This year Marušinec predicts that the ratio of direct taxes to GDP in Slovakia will rise slightly from 5.5 to 5.6 percent due to increased employment and higher wages and corporate profits, as well as minor tax changes the new government passed last year.

For example, the 'millionaire's tax', which will impact tax returns next year, eliminated the basic tax-deductible sum for people earning over about four times the national average wage.

And although the government lowered the VAT rate on medicine and medical aids from 19 to 10 percent last year, the state's income from VAT should also rise in 2007 due to the expected stockpiling of cigarettes. As of the beginning of 2008, consumer taxes on tobacco will rise in line with EU rules.

"The current government so far is continuing in the trend of reducing the overall tax burden with the exception of direct taxes, where the burden has increased slightly," said Marušinec.

"This is a paradox given the government's interest in building a stronger social state."

Due to strong economic growth of around 8 percent, the public finance deficit fell in 2006 to Sk31.7 billion from Sk33.9 billion the year before. The result was far better than expected, as the state budget had forecast a deficit of Sk57.5 billion.

State budget income rose 12.9 percent from the year before to Sk292 billion, while expenditures rose only 10.6 percent to Sk324 billion.
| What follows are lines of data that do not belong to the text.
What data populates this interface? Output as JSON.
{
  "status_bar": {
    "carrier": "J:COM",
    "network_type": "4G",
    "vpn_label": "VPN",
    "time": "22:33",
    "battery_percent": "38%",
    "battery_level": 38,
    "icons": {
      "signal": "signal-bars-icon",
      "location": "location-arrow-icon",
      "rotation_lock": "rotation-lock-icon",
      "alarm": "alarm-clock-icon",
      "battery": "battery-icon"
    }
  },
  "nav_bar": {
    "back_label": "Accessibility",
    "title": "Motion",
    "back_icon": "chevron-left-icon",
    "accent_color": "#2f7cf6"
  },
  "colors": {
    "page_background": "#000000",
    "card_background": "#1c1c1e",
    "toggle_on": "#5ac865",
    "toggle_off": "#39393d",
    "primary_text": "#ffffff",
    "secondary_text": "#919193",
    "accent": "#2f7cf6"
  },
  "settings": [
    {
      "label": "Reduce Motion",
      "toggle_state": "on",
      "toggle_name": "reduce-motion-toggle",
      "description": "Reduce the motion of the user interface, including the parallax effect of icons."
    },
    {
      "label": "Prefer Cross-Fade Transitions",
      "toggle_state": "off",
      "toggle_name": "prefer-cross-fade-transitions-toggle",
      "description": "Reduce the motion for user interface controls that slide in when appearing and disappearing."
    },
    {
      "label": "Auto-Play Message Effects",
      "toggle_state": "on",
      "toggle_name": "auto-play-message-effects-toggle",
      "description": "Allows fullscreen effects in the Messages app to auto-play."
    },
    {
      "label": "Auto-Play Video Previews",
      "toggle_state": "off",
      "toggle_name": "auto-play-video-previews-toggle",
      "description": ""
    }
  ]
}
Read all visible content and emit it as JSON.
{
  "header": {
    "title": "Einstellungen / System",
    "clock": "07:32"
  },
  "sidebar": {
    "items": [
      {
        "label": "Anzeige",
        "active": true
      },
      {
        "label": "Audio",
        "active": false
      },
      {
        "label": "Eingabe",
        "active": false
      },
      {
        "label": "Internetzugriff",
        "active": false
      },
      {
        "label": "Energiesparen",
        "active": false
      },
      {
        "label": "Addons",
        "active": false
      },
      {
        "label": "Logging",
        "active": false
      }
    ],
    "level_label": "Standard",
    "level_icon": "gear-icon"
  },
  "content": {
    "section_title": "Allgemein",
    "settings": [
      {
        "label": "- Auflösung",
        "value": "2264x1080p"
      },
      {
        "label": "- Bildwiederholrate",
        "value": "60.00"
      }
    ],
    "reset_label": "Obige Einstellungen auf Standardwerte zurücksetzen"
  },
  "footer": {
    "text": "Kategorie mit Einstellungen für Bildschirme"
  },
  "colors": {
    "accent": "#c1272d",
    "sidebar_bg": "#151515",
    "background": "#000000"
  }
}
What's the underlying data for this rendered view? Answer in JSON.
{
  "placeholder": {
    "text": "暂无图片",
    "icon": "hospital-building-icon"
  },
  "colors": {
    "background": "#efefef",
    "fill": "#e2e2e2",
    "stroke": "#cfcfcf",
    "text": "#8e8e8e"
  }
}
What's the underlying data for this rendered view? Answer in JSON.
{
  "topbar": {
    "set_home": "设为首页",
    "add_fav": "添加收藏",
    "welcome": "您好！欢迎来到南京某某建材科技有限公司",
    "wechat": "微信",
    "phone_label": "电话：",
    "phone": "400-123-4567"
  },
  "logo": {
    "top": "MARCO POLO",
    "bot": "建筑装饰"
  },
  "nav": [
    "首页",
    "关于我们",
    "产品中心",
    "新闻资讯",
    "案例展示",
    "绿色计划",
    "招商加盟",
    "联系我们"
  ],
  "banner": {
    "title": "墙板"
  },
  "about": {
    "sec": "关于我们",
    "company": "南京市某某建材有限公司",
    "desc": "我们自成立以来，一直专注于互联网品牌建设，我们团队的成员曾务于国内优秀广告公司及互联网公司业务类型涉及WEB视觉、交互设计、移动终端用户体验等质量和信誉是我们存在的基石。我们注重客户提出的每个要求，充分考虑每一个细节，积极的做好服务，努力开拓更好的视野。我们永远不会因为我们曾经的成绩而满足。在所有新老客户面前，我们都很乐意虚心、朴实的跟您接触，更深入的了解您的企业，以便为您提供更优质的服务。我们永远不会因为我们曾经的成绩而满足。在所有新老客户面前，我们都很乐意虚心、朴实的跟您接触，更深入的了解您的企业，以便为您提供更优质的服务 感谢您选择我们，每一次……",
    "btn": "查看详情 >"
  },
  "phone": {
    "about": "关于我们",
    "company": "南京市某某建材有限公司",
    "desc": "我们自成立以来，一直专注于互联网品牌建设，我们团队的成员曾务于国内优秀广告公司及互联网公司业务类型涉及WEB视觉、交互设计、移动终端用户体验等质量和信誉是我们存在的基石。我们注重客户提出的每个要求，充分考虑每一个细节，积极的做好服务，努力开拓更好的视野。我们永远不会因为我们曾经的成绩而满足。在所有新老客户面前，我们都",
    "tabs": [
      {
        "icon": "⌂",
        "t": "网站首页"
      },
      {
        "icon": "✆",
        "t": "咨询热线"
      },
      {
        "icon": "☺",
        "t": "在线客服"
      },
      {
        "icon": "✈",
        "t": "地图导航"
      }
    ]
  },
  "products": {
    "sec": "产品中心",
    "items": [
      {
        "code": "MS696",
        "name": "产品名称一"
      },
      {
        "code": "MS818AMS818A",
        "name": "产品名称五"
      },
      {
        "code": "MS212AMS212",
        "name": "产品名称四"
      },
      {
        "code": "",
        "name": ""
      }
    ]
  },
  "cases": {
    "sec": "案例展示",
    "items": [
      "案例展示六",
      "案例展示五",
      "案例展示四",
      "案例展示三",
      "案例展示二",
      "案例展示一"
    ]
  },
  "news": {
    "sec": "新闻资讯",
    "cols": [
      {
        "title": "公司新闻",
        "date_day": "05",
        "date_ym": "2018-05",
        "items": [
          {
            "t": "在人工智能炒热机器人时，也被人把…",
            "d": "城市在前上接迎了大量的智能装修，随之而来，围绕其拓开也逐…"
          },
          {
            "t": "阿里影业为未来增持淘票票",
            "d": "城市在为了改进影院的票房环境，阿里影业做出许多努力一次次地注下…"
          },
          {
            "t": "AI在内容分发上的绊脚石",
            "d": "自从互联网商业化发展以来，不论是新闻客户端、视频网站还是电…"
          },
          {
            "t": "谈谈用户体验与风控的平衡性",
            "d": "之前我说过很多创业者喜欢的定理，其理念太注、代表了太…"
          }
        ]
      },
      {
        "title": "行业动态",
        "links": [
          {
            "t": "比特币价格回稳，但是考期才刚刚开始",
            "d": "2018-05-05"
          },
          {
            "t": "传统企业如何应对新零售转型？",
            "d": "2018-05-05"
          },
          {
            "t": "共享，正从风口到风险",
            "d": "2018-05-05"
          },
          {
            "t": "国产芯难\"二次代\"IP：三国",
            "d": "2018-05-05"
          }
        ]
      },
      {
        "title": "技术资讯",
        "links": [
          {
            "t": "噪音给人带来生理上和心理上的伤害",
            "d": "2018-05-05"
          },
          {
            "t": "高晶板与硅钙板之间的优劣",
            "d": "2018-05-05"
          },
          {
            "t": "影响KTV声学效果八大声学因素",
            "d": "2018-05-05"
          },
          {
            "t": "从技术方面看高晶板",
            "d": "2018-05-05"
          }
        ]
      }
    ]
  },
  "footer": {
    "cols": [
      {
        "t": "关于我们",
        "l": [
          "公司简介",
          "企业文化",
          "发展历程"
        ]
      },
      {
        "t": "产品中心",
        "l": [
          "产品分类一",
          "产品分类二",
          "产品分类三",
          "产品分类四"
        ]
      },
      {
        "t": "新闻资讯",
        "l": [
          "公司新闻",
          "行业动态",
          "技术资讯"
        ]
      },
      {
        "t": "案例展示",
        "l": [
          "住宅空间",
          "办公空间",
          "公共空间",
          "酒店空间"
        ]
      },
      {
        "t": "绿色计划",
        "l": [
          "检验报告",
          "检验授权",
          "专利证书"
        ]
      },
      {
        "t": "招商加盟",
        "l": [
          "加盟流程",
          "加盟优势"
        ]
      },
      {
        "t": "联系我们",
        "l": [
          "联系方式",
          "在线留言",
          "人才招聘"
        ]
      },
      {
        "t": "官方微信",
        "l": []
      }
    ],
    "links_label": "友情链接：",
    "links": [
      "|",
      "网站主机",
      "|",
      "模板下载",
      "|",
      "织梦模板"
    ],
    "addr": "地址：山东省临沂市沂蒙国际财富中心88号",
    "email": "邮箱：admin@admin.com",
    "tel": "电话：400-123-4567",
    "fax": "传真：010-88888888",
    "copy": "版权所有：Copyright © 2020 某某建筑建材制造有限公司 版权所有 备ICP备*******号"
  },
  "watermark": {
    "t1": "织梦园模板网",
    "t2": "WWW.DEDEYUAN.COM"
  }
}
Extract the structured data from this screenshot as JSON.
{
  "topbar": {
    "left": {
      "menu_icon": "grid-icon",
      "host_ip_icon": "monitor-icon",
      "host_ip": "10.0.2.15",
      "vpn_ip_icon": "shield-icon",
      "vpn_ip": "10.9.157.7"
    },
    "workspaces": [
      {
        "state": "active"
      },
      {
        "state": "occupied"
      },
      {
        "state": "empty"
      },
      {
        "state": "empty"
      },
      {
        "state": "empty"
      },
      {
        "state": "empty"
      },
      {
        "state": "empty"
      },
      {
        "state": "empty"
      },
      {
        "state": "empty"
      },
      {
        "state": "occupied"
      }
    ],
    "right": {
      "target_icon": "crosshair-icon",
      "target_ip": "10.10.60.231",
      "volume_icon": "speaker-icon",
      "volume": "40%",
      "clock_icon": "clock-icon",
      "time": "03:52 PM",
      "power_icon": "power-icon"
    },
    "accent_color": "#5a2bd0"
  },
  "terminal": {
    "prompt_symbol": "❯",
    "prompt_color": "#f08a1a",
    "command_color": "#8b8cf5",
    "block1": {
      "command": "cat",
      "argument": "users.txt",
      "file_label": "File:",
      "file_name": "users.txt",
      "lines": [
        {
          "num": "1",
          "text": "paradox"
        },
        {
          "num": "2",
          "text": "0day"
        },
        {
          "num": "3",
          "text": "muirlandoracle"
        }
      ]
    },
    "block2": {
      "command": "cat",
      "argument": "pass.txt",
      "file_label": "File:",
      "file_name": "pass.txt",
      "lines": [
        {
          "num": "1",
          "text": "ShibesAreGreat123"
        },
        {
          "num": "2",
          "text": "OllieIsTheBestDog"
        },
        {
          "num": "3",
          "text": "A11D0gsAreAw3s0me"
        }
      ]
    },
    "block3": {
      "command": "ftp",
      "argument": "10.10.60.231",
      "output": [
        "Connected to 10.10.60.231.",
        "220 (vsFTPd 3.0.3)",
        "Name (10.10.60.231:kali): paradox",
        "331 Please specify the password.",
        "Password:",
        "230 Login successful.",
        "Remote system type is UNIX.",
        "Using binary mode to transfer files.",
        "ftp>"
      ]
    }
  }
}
Compared to the plan, the government spent Sk6 billion less and earned Sk20 billion more, mainly from taxes.

The positive result seemed to provide a cushion for some of the Fico government's social spending plans, including Christmas bonuses for pensioners, mortgage subsidies for young families, and possible compensation for depositors who lost money in failed pyramid schemes in 2002.

However, Šmál denied that higher tax revenues would go towards social spending.

"The government's expenditure policy is above all determined by the goal of adopting the euro in 2009, one of the goals of which is keeping the public finance deficit under 3 percent of GDP," he said.

"That's what really determines how generous we can afford to be on our social goals."

According to the state budget for 2007, tax income this year should rise to Sk248 billion, up from the Sk236 billion recorded in 2006.


- with files from Pravda

Top stories

Gilden: Take the negative and make a positive from it Photo

The works of New York native, photographer Bruce Gilden, who has worked for five decades in the streets of the biggest cities, are on exhibit in the Kunsthalle (House of Arts) in Bratislava.

Bruce Gilden: Feast of San Gennero, Little Italy, 1984.

The ongoing struggle for a free and democratic Slovakia

The people of Slovakia deserve the credit for the remarkable progress that this country has made over the past twenty-five years, US ambassador writes.

Illustrative stock photo

Foreigners: Top 10 events in Bratislava Video

Tips for the top 10 events in the capital between November 24 and December 3, plus regular services in different languages, training, temporary exhibitions and highlights of the year.

Christmas Markets Bratislava

Robert Fico has lost the electoral magic he once had Plus

But his party can still bounce back if they do the things that make parties resilient.

Robert Fico claims that Smer won the regional elections because it is the party with the most chairs in regional councils.